The idea of self-care was very foreign to me. Coming from a country where rest and self-indulgence are not the norm, it was rather difficult to assimilate the concept of caring about myself. In Mexico, you are expected to work hard and care about your family and to leave your desires last.
Living in Chicago was not different. A metropolis infused with foreigners with similar backgrounds, the expectations seemed strikingly similar, especially working at a nonprofit organization. Furthermore, I remember when I visited the director of the social work department at Jane Addams College of Social Work, she made a statement that I can’t forget: “In social work, every day is different, but in this field you will be overworked and underpaid.” My career and cultural background stem from a philosophy that encourages putting it all first before yourself, even clients.
That was a reality for me until I came to The Denver Center for Crime Victims. At my first interview, I was asked what I do for myself. At that time I didn’t comprehend why doing something for myself mattered. Two years later, I have learned the importance of valuing yourself, your time, your integrity as a worker and still having the ability to have a strong work ethic.
Most mental health workers get burned out and overwhelmed with cases. Having a self-care plan allows me to be different in the field. On a regular basis I rely on the various activities that I have set for the year. Having the ability to reach out to a place, a time and a space that allows me to be with myself, that is what reenergizes me, and reminds me that the work that I do is important—and caring for me is just as important as helping others.
I know I can be a caring professional, one who has boundaries and gives herself the necessary tools to constantly be refreshed and renewed. I inevitably compare my life as a counselor in Chicago and in Denver. Even though the cases at DCCV are far more violent and tragic, I am able to focus on striving at delivering services while finding a balance between work and a personal life.

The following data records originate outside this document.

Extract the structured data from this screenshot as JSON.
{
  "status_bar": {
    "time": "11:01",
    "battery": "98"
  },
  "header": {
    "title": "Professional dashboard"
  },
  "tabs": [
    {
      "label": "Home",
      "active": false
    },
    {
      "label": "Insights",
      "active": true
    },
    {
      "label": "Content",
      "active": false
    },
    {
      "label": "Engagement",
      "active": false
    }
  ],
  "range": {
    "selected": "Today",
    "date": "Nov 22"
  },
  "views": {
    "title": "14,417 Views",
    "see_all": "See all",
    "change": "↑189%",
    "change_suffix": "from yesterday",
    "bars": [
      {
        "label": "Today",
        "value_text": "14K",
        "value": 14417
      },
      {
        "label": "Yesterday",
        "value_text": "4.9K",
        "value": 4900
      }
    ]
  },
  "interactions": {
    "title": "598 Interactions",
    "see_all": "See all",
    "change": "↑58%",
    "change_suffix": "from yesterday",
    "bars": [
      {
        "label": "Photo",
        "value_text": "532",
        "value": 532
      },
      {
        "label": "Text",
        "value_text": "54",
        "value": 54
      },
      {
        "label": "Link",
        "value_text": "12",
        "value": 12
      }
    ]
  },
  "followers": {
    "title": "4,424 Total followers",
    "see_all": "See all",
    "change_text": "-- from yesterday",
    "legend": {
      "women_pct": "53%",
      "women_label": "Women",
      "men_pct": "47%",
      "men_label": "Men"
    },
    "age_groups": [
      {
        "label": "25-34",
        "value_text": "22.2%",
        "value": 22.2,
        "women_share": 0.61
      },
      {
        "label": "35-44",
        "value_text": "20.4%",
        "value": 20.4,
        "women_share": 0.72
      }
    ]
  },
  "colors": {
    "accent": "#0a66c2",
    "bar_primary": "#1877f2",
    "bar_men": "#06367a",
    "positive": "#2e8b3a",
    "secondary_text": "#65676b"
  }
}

That homeostasis, I believe, differentiates us from other nonprofits. Our executive director, Cathy Phelps, is strict, yet considerate and appreciative of our work. That environment enables staff to feel appreciated and to want to give more of ourselves and to participate in new projects. Equally amazing is the fact that we incorporate that philosophy with our clients. We educate those who come to us about the importance of being healthy, exercising, eating well, making effective choices, etc. Having a holistic approach that begins at an internal level allows us to convey our mission, and it makes our work authentic.
Claudia Ortega, MSW, RYT* 200
Counselor and Paralegal, DCCV